Emerging studies make the case that, for individuals with severe hearing loss, wearing their hearing aid could be the difference between staying involved and healthy and ending up spending many nights in the emergency room.
Participants from 65 to 85 participated in a University of Michigan study. Each had severe loss of hearing. But only 45% of the participants wore their hearing aids on a regular basis.
Other studies have also revealed that hearing aids were used regularly by only 30% of people who had them.
12 fewer, of the 585 people who did wear their hearing aid, had Er visits or unplanned hospitalizations.
This may not seem like a very big number. But statistically, this is significant.
And that’s not all. They also discovered that one day fewer, on average, was spent in the hospital for those who wore their hearing aids. They were more likely to show up for regular appointments with their doctors, which most likely reduced their time in ER.
How Can Emergency Care Visits be Reduced by Wearing Hearing Aids?
First for the obvious one. You would be less likely to require emergency care if you are keeping up on your health.

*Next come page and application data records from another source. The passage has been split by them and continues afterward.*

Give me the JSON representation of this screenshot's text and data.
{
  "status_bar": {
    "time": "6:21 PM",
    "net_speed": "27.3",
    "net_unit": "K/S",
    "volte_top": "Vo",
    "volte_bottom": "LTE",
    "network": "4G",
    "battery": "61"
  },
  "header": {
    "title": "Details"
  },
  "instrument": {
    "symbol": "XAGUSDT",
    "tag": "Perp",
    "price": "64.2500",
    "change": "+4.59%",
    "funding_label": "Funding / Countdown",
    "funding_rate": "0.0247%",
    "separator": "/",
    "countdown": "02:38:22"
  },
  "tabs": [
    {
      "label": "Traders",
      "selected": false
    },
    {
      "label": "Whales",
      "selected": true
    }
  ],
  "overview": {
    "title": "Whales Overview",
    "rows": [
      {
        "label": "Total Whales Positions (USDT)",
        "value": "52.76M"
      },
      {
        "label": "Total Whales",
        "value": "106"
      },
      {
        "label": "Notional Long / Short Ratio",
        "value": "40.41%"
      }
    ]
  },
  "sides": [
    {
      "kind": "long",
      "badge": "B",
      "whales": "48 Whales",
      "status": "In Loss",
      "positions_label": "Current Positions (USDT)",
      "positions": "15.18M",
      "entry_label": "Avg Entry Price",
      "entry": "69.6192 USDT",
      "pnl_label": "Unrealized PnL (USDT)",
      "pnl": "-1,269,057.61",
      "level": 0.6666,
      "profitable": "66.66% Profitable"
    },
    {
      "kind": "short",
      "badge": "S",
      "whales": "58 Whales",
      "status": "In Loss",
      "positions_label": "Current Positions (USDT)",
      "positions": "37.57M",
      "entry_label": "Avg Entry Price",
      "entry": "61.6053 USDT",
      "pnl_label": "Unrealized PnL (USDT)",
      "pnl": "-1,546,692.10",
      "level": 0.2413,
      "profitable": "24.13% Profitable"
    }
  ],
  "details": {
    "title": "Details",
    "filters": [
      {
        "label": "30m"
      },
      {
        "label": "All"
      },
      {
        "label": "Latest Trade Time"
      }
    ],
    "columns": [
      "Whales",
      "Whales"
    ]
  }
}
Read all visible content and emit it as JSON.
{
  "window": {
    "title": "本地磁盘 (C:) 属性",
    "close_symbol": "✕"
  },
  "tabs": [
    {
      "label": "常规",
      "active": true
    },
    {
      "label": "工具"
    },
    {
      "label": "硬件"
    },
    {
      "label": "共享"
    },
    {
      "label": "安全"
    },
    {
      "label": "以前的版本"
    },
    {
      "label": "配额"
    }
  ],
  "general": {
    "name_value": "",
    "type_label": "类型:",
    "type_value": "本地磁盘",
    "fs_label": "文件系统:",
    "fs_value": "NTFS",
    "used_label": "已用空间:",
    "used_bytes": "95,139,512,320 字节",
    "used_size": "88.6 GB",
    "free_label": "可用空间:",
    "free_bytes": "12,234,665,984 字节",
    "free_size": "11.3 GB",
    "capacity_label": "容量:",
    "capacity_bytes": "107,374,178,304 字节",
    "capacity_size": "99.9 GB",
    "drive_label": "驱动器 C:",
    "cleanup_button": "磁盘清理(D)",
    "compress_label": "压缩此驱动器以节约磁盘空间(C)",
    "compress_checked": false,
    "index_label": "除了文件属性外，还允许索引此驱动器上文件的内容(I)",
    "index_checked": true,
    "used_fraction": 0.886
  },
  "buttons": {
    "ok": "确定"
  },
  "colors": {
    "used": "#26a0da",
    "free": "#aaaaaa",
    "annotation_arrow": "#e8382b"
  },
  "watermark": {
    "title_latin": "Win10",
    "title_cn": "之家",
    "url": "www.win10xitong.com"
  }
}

Other studies have shown that when people with hearing loss use their hearing aids, they stay more connected to friends, family, and the community. This can result in both a stronger drive to show up for that doctor’s appointment and better access to services and support to get to appointments.
For those driving themselves, it means that they can drive more safely with less anxiety about what they’re not hearing.
In addition, a U.S. study revealed that individuals with hearing loss who don’t wear their hearing aid are two times as likely to be depressed. Depression can result in a lack of self-care, which can lead to health concerns.
Thirdly, several studies have revealed that using your hearing aid can decrease the risk of falling and dementia. As a person starts to lose their hearing, the corresponding part of the brain starts to decline from lack of use. The rest of the brain is ultimately impacted. As this happens, people often experience dementia symptoms and the disorientation and lack of balance connected with falls.
Long hospital stays frequently accompany falls and falling is a leading cause of senior death.
These are just a few of the reasons that hearing aids help decrease trips to the ER.
So Why is Wearing Hearing Aids Something That so Many People Avoid?
It’s hard to come up with a valid excuse.
Fear of appearing old is one leading reason why some individuals don’t wear their hearing aids. 25% of people over 65 and 50% of people over 75 have hearing loss and yet this perception of looking old with hearing aids remains. Hearing loss isn’t unusual. It happens to lots of people. Additionally, hearing loss is on the rise even among 20-year-olds because of earbuds and the increase in noise pollution.
It’s ironic that when someone is always asking people what they said it actually makes them seem older.
Cost is often mentioned as a worry. However, the price of hearing aids has come down in just the last few years, and there are financing options available.
Some individuals don’t like the way hearing aids sound. This can often be fixed by simply consulting your hearing specialist to learn how to more effectively use your hearing aid in various settings. Hearing aids can require several fittings before they are just right.
Schedule an appointment with your hearing specialist so we can help you feel more secure wearing your hearing aids.